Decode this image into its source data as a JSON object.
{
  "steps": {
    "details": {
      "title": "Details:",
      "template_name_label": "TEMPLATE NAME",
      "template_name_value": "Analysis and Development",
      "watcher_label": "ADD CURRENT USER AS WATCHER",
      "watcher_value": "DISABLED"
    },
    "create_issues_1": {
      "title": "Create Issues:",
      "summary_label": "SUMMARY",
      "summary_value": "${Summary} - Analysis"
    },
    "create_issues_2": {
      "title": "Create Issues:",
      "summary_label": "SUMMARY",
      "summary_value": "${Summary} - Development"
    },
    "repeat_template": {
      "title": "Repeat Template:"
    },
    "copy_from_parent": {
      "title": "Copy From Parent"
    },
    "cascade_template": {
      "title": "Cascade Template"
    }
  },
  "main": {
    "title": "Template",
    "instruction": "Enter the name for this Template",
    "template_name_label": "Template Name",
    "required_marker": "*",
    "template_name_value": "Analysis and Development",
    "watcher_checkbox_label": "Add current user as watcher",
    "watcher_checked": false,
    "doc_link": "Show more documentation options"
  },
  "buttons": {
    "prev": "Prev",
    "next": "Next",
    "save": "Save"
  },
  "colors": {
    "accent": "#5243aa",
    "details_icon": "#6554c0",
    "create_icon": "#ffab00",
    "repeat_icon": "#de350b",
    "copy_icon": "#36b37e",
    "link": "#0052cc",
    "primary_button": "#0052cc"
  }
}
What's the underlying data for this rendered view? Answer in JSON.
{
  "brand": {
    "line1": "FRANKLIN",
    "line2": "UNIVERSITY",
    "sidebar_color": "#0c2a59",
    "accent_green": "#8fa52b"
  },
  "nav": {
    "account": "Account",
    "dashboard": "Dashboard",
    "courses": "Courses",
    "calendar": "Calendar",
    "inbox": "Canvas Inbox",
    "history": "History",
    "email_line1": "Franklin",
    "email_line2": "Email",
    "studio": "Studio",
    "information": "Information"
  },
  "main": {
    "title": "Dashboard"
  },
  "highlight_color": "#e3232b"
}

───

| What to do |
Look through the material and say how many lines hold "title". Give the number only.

| Problem solution |
8